EXERCISE OBJECTIVE -
All the lines below need to be output exactly, apart from any images.

EXERCISE INPUTS -
☆ ☆ ☆ ☆ ☆

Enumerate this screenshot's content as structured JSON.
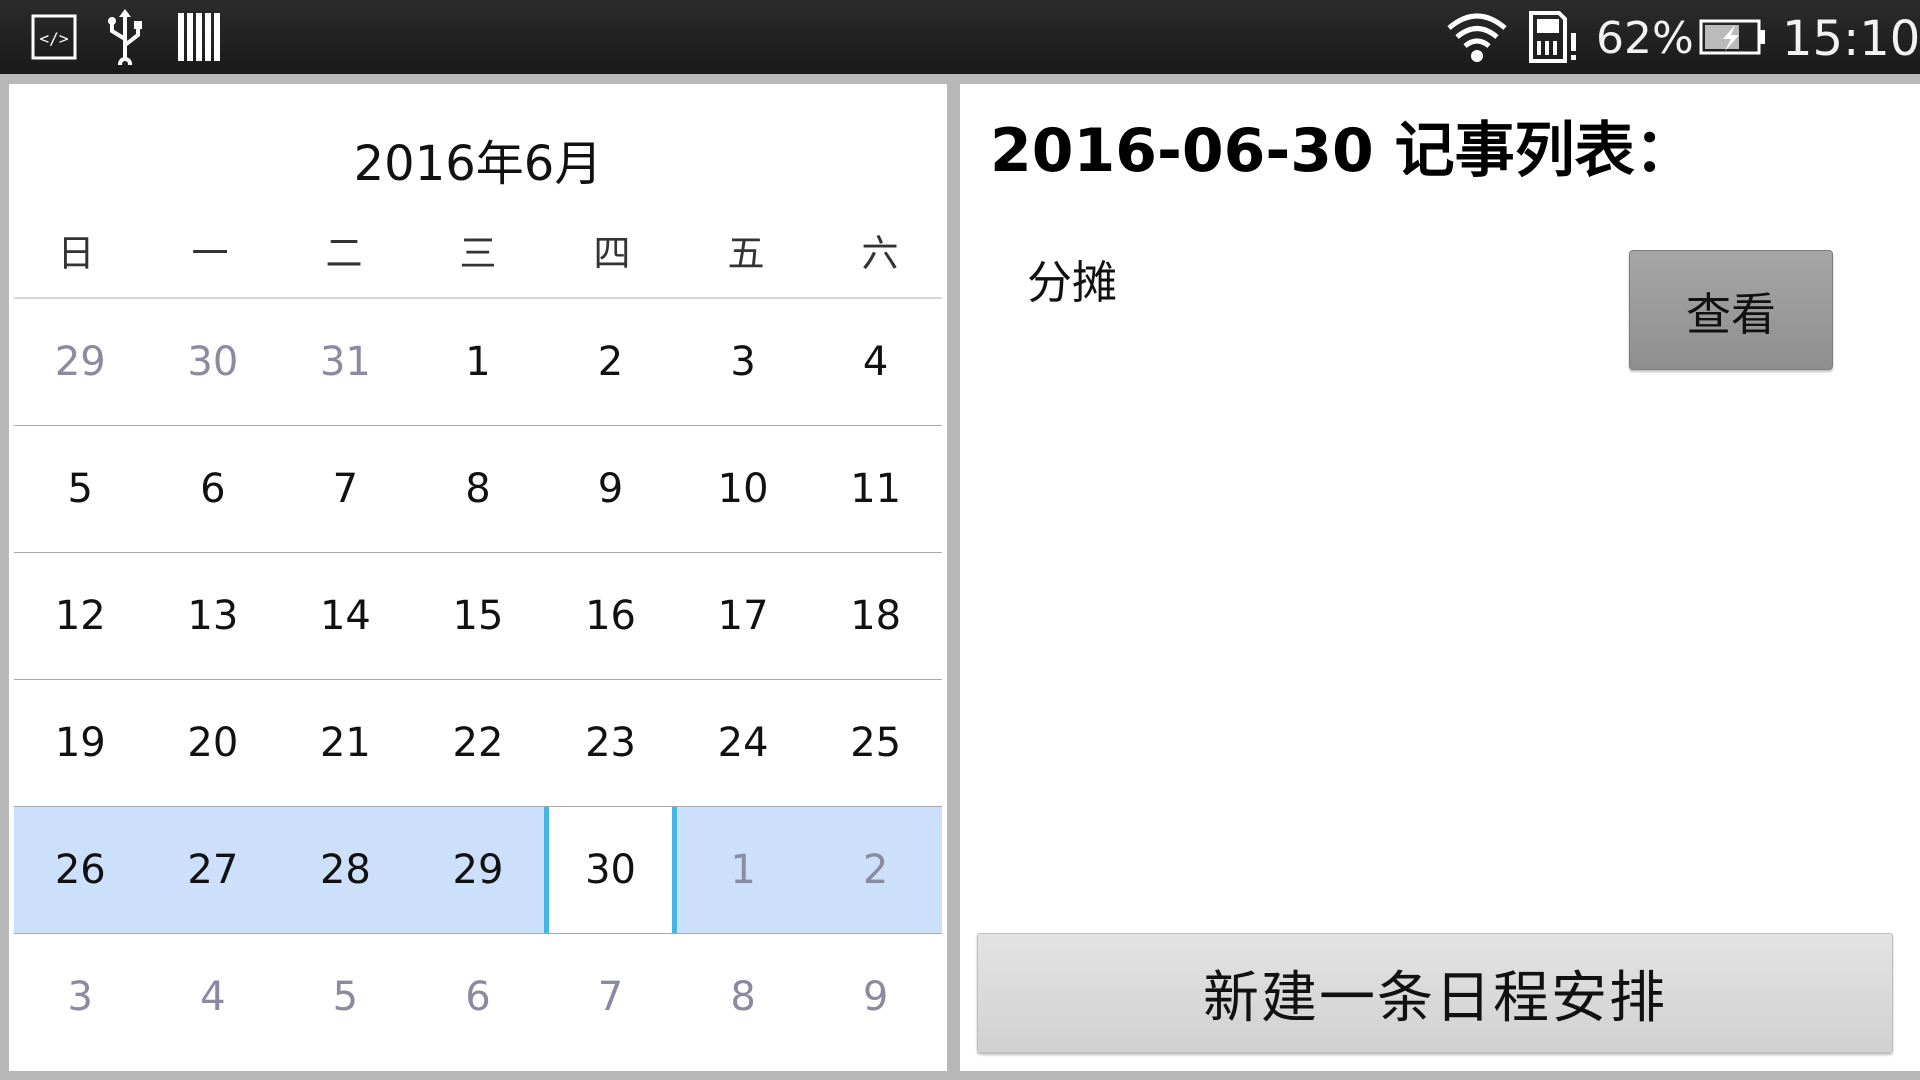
{
  "status_bar": {
    "left_icons": [
      "code-icon",
      "usb-icon",
      "barcode-icon"
    ],
    "right_icons": [
      "wifi-icon",
      "sd-card-icon",
      "battery-icon"
    ],
    "battery_percent": "62%",
    "time": "15:10"
  },
  "calendar": {
    "month_title": "2016年6月",
    "weekdays": [
      "日",
      "一",
      "二",
      "三",
      "四",
      "五",
      "六"
    ],
    "weeks": [
      [
        {
          "d": "29",
          "other": true
        },
        {
          "d": "30",
          "other": true
        },
        {
          "d": "31",
          "other": true
        },
        {
          "d": "1"
        },
        {
          "d": "2"
        },
        {
          "d": "3"
        },
        {
          "d": "4"
        }
      ],
      [
        {
          "d": "5"
        },
        {
          "d": "6"
        },
        {
          "d": "7"
        },
        {
          "d": "8"
        },
        {
          "d": "9"
        },
        {
          "d": "10"
        },
        {
          "d": "11"
        }
      ],
      [
        {
          "d": "12"
        },
        {
          "d": "13"
        },
        {
          "d": "14"
        },
        {
          "d": "15"
        },
        {
          "d": "16"
        },
        {
          "d": "17"
        },
        {
          "d": "18"
        }
      ],
      [
        {
          "d": "19"
        },
        {
          "d": "20"
        },
        {
          "d": "21"
        },
        {
          "d": "22"
        },
        {
          "d": "23"
        },
        {
          "d": "24"
        },
        {
          "d": "25"
        }
      ],
      [
        {
          "d": "26"
        },
        {
          "d": "27"
        },
        {
          "d": "28"
        },
        {
          "d": "29"
        },
        {
          "d": "30",
          "selected": true
        },
        {
          "d": "1",
          "other": true
        },
        {
          "d": "2",
          "other": true
        }
      ],
      [
        {
          "d": "3",
          "other": true
        },
        {
          "d": "4",
          "other": true
        },
        {
          "d": "5",
          "other": true
        },
        {
          "d": "6",
          "other": true
        },
        {
          "d": "7",
          "other": true
        },
        {
          "d": "8",
          "other": true
        },
        {
          "d": "9",
          "other": true
        }
      ]
    ],
    "selected_week_index": 4,
    "colors": {
      "selected_week_bg": "#cce0fc",
      "selected_day_border": "#45b4e6",
      "other_month_text": "#8a8aa0"
    }
  },
  "events": {
    "title": "2016-06-30 记事列表：",
    "items": [
      {
        "name": "分摊",
        "action": "查看"
      }
    ],
    "new_button": "新建一条日程安排"
  }
}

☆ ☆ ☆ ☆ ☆

RESULT FOR THIS TASK -
Enumerate this screenshot's content as structured JSON.
{
  "status_bar": {
    "left_icons": [
      "code-icon",
      "usb-icon",
      "barcode-icon"
    ],
    "right_icons": [
      "wifi-icon",
      "sd-card-icon",
      "battery-icon"
    ],
    "battery_percent": "62%",
    "time": "15:10"
  },
  "calendar": {
    "month_title": "2016年6月",
    "weekdays": [
      "日",
      "一",
      "二",
      "三",
      "四",
      "五",
      "六"
    ],
    "weeks": [
      [
        {
          "d": "29",
          "other": true
        },
        {
          "d": "30",
          "other": true
        },
        {
          "d": "31",
          "other": true
        },
        {
          "d": "1"
        },
        {
          "d": "2"
        },
        {
          "d": "3"
        },
        {
          "d": "4"
        }
      ],
      [
        {
          "d": "5"
        },
        {
          "d": "6"
        },
        {
          "d": "7"
        },
        {
          "d": "8"
        },
        {
          "d": "9"
        },
        {
          "d": "10"
        },
        {
          "d": "11"
        }
      ],
      [
        {
          "d": "12"
        },
        {
          "d": "13"
        },
        {
          "d": "14"
        },
        {
          "d": "15"
        },
        {
          "d": "16"
        },
        {
          "d": "17"
        },
        {
          "d": "18"
        }
      ],
      [
        {
          "d": "19"
        },
        {
          "d": "20"
        },
        {
          "d": "21"
        },
        {
          "d": "22"
        },
        {
          "d": "23"
        },
        {
          "d": "24"
        },
        {
          "d": "25"
        }
      ],
      [
        {
          "d": "26"
        },
        {
          "d": "27"
        },
        {
          "d": "28"
        },
        {
          "d": "29"
        },
        {
          "d": "30",
          "selected": true
        },
        {
          "d": "1",
          "other": true
        },
        {
          "d": "2",
          "other": true
        }
      ],
      [
        {
          "d": "3",
          "other": true
        },
        {
          "d": "4",
          "other": true
        },
        {
          "d": "5",
          "other": true
        },
        {
          "d": "6",
          "other": true
        },
        {
          "d": "7",
          "other": true
        },
        {
          "d": "8",
          "other": true
        },
        {
          "d": "9",
          "other": true
        }
      ]
    ],
    "selected_week_index": 4,
    "colors": {
      "selected_week_bg": "#cce0fc",
      "selected_day_border": "#45b4e6",
      "other_month_text": "#8a8aa0"
    }
  },
  "events": {
    "title": "2016-06-30 记事列表：",
    "items": [
      {
        "name": "分摊",
        "action": "查看"
      }
    ],
    "new_button": "新建一条日程安排"
  }
}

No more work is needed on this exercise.